Piven and Cloward’s case studies offered a take on past movements that was very different than standard accounts. Of the labor activism that exploded during the Great Depression, they write that, contrary to the most cherished beliefs of union organizers, “For the most part strikes, demonstrations, and sit-downs spread during the mid-1930s despite existing unions rather than because of them.” Their studies showed that “with virtually no exceptions, the union leaders worked to limit strikes, not to escalate them.” Likewise, in the civil rights movement, “defiant blacks forced concessions as a result of the disruptive effects of mass civil disobedience” — not through formal organization.

Piven and Cloward acknowledged that such conclusions failed “to conform to doctrinal prescriptions regarding constituencies, strategies and demands.” Nevertheless, they wrote, no doubt aware they were picking a fight, that “popular insurgency does not proceed by someone else’s rules or hopes; it has its own logic and direction.”

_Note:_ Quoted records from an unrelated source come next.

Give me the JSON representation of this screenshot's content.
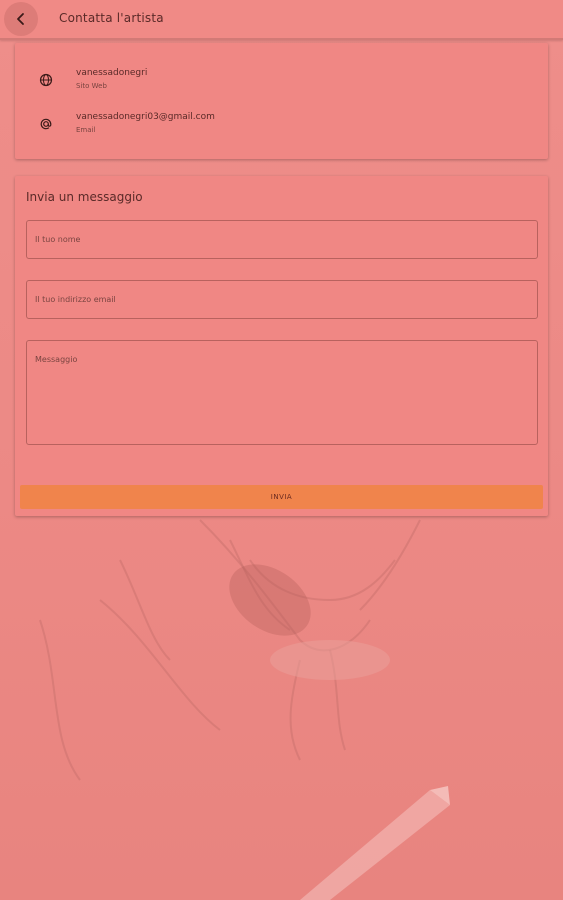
{
  "appbar": {
    "title": "Contatta l'artista"
  },
  "contact": [
    {
      "icon": "globe-icon",
      "primary": "vanessadonegri",
      "secondary": "Sito Web"
    },
    {
      "icon": "at-icon",
      "primary": "vanessadonegri03@gmail.com",
      "secondary": "Email"
    }
  ],
  "form": {
    "title": "Invia un messaggio",
    "name_placeholder": "Il tuo nome",
    "email_placeholder": "Il tuo indirizzo email",
    "message_placeholder": "Messaggio",
    "send_label": "INVIA"
  },
  "colors": {
    "overlay": "#ef8f8b",
    "accent": "#f0844c"
  }
}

Poor People’s Movements offered a variety of reasons why, when people were roused to indignation and moved to defy authority, “Organizers not only failed to seize the opportunity presented by the rise of unrest, they typically acted in ways that blunted or curbed the disruptive force which lower-class people were sometimes able to mobilize.” Most centrally, the organizers in their case studies opted against escalating the mass protests “because they [were] preoccupied with trying to build and sustain embryonic formal organizations in the sure conviction that these organizations [would] enlarge and become powerful.”

Across the four different movements that Piven and Cloward examined, organizers showed similar instincts — and these instincts betrayed them. The organizers viewed formal structures as essential, seeing them as necessary for marshaling collective resources, enabling strategic decision-making and ensuring institutional continuity. But what the organizers did not appreciate was that, while bureaucratic institutions may have positives, they also bring constraints. Because organizations have to worry about self-preservation, they become adverse to risk-taking. Because they enjoy some access to formal avenues of power, they tend to overestimate what they can accomplish from inside the system. As a result, they forget the disruptive energy that propelled them to power to begin with, and so they often end up playing a counter-productive role. As Piven says of the labor movement, “Mass strikes lead to unions. But unions are not the big generators of mass strikes.”

Poor People’s Movements also made an argument about the pace of change, challenging the idea that gains for the poor were won through steady, incremental effort. Piven and Cloward emphasized that, whatever course of action they take, the ability of organizers to shape history is limited. Adopting a type of neo-Marxist structuralism common in the period — one that looked to find economic and political causes underlying social phenomena — they argued that popular uprising “flows from historically specific circumstances.” The routines of daily life, the habits of obedience people develop, and the threat of reprisals against those who act out all function to keep disruptive potentials in check most of the time.

Periods when the poor do become defiant are exceptional, but they also have a defining impact. Piven and Cloward saw history as being punctuated by disruptive outbreaks. Instead of change occurring gradually, they believed, it came in bursts — through “Big Bang” moments, as Piven calls them in her 2006 book, Challenging Authority. Such a period can erupt quickly, but then fade just as rapidly. While its reverberations within the political system have lasting significance, “insurgency is always short-lived,” Piven and Cloward explain. “Once it subsides and the people leave the streets, most of the organizations which it temporarily threw up… simply fade away.” (http://www.democracyuprising.com/2014/05/can-frances-fox-pivens-theory-of-disruptive-power-create-the-next-occupy/)